the story of watertown
by: Anita Degen, IIDA
Degen & Degen
“Give me fun & funky.”
So began our quest to invent a new kind of boutique hotel
for Seattle’s University District. One that was different
than the hordes of other “different” hotels out there - one
that really represented the owner, the guest profile and
it’s namesake town.
This was no small challenge. Today’s market of boutique
hotels is crowded with unique designs, but all too often
guests tire of them after one visit. Seen that - done that.
How was an architecture/interior design team to invent
something with staying power in the market place?
It started in programming: taking a team approach the
owner, architect and interior designer worked together
from the start. The team was challenged to create a
hotel that would be boutique but still comfortable for the
everyday kind of guest. The owner wanted fun and funky

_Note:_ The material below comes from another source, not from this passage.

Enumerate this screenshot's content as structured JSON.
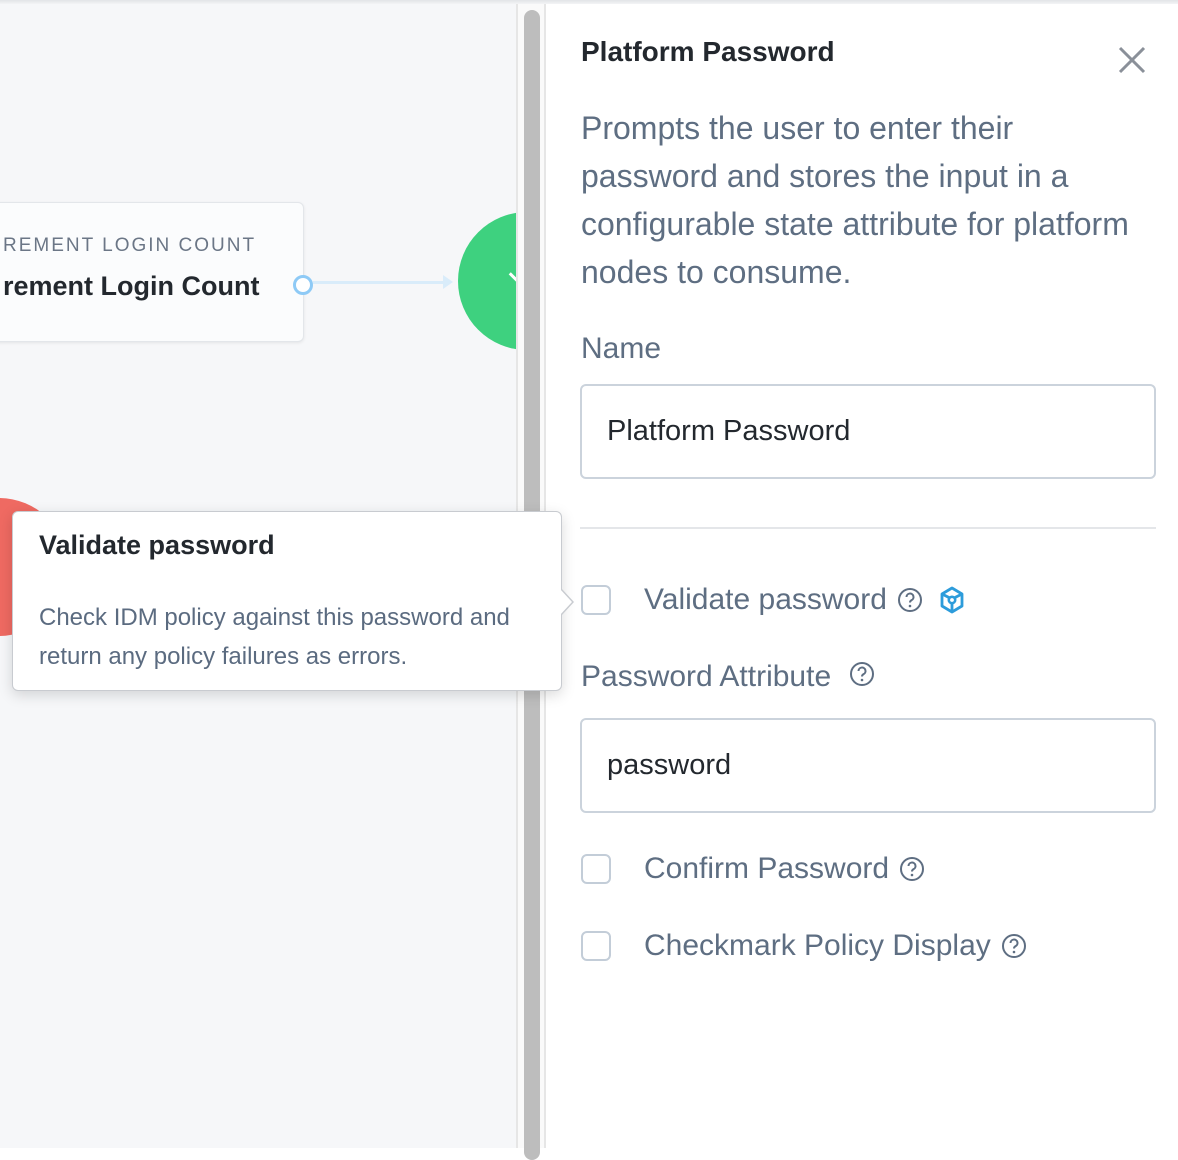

but distinctly not trendy. The result is a sleek and slightly nautical, yet warmly residential hotel.
In addition to the specific feeling the client wanted this

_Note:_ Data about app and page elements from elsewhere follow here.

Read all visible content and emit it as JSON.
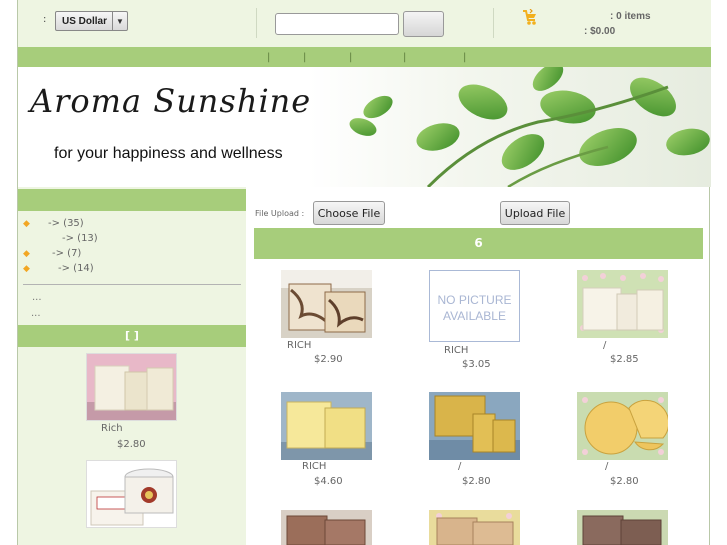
{
  "header": {
    "currency_prefix": ":",
    "currency_selected": "US Dollar",
    "cart_items": ": 0 items",
    "cart_total": ": $0.00"
  },
  "nav": {
    "separator": "|"
  },
  "banner": {
    "title": "Aroma Sunshine",
    "tagline": "for your happiness and wellness"
  },
  "sidebar": {
    "categories": [
      {
        "label": "-> (35)"
      },
      {
        "label": "-> (13)"
      },
      {
        "label": "-> (7)"
      },
      {
        "label": "-> (14)"
      }
    ],
    "more_1": "...",
    "more_2": "...",
    "featured_header": "[ ]",
    "featured": [
      {
        "name": "Rich",
        "price": "$2.80"
      }
    ]
  },
  "upload": {
    "label": "File Upload :",
    "choose_label": "Choose File",
    "upload_label": "Upload File"
  },
  "listing": {
    "header": "6",
    "nopicture_text": "NO PICTURE AVAILABLE",
    "products": [
      {
        "name": "RICH",
        "price": "$2.90"
      },
      {
        "name": "RICH",
        "price": "$3.05"
      },
      {
        "name": "/",
        "price": "$2.85"
      },
      {
        "name": "RICH",
        "price": "$4.60"
      },
      {
        "name": "/",
        "price": "$2.80"
      },
      {
        "name": "/",
        "price": "$2.80"
      }
    ]
  },
  "colors": {
    "nav_green": "#a7cd7b",
    "panel_tint": "#eef5e2",
    "cart_icon": "#f2b01e"
  }
}
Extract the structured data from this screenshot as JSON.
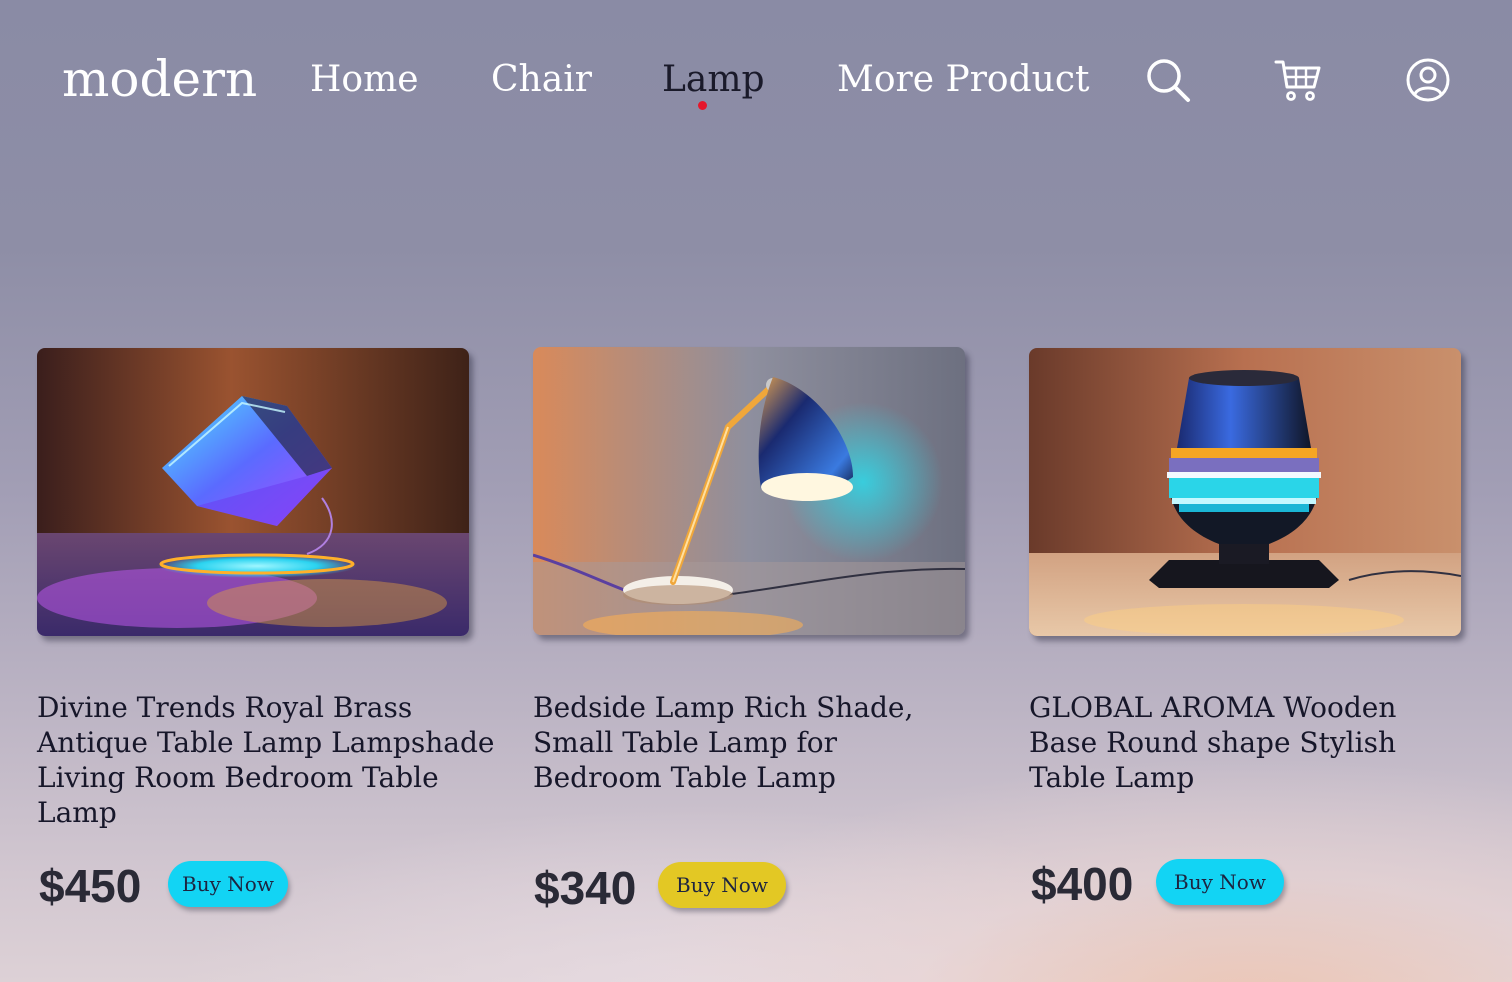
{
  "nav": {
    "logo": "modern",
    "links": [
      {
        "label": "Home",
        "active": false
      },
      {
        "label": "Chair",
        "active": false
      },
      {
        "label": "Lamp",
        "active": true
      },
      {
        "label": "More Product",
        "active": false
      }
    ],
    "icons": [
      "search-icon",
      "cart-icon",
      "user-icon"
    ],
    "active_indicator_color": "#e5172b"
  },
  "products": [
    {
      "title": "Divine Trends Royal Brass Antique Table Lamp Lampshade Living Room Bedroom Table Lamp",
      "price": "$450",
      "button": "Buy Now",
      "button_color": "#12d4f4"
    },
    {
      "title": "Bedside Lamp  Rich Shade, Small Table Lamp for Bedroom Table Lamp",
      "price": "$340",
      "button": "Buy Now",
      "button_color": "#e3c824"
    },
    {
      "title": "GLOBAL AROMA Wooden Base Round shape Stylish Table Lamp",
      "price": "$400",
      "button": "Buy Now",
      "button_color": "#12d4f4"
    }
  ]
}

hotel to invoke, there were several more key requirements; maximize natural light, integrate the architecture
and interior design, instill a sense of individuality and

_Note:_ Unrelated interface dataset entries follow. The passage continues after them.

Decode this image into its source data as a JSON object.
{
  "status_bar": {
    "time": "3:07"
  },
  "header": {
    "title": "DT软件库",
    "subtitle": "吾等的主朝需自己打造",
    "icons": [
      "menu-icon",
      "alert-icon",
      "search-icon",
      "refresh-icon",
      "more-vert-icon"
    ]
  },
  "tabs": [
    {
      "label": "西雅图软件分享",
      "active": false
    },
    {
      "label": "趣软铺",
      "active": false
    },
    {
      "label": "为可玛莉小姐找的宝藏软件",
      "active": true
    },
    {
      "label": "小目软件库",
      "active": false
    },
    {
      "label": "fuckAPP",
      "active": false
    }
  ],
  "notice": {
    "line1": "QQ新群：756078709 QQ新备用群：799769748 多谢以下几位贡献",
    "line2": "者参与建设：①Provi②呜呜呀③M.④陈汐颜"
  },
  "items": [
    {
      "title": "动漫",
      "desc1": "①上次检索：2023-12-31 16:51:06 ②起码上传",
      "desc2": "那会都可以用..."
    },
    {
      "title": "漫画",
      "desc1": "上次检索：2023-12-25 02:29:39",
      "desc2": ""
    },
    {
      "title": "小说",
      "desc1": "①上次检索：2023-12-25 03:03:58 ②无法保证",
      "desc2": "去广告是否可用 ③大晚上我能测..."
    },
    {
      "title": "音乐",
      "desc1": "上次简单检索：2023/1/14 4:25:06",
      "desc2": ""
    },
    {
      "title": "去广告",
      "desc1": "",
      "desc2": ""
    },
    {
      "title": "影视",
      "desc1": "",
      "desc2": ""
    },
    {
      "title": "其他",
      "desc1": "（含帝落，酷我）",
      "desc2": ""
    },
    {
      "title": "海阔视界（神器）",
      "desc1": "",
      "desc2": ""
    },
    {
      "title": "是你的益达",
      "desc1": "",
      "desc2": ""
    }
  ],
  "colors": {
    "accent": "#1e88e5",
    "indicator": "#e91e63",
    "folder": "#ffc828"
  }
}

ownership for each guest and finally, bring integrity and
honesty to the building materials. Clearly no small task.
We began by trying to understand the owner/developer;
an individualistic entrepreneur. His vision was clear and
goals set. Young and active, a sailor and a pilot, he loves
Seattle’s water, in fact his house floats on Lake Union.
He even loves the rainy weather.
The hotel became focused on Seattle’s relationship with
water. Tying all of the program requirements together is
a very subtle and abstract water concept that explores fluidity, transparency and light as key elements to the architecture and interiors. Throughout the hotel, metaphors of
water remind the guests they are in Seattle. Spaces flow
physically or visually throughout.
Natural light became a driving force in the design
process, Seattle is after all, a city known for long, gray
winters. It affected the architecture, building orientation,
the fenestration and the final colors and materials.
Every bathroom has natural light and fresh air. Guests
spend most of their waking hours in the bathroom. It has
to be refreshing and rejuvenating. So breaking rule number 1 of hotel planning, we located the guest baths on the
exterior wall. Every vanity has natural light.
Expansive windows and the flooding of natural daylight
throughout the public space and guestrooms demanded
that all colors and materials chosen work equally well in
daylight conditions and under artificial light.
A seamless integration of architecture and interiors was
sought from the moment the arriving guest sees the hotel
from the street to the time the guest turns off the guest
room light. Every step described an evolving, yet coordinated design experience.
We began by establishing the ideal room layout, which led
to the building footprint. The building footprint was
manipulated to respond to the site in several ways: the
site is at an offset intersection, guest arrival is from only
one direction (via a one way street) - even pedestrian
habits already exist in its proximity to the nearby universi39
Table of Contents for the Digital Edition of NEWH - November 2003
NEWH - November 2003
Letter From the Editor
On the Road Again... IHM&RS Show
Tips on Specs... Guestroom Lighting
Spotlight on the UK
Spotlight on Greater New York
Random Thoughts... Designing Today’s Boutique
Boutique Chain – Is It an Oxymoron?
Developing Boutique Hotels in Historic Structures
Unique Boutiques... The Story of Watertown
Approaching the Design of a Boutique Hotel
What Sets a Boutique Apart from the Rest?
Small Business Advice
Industry Partner Education
Sources & Credits
NEWH - November 2003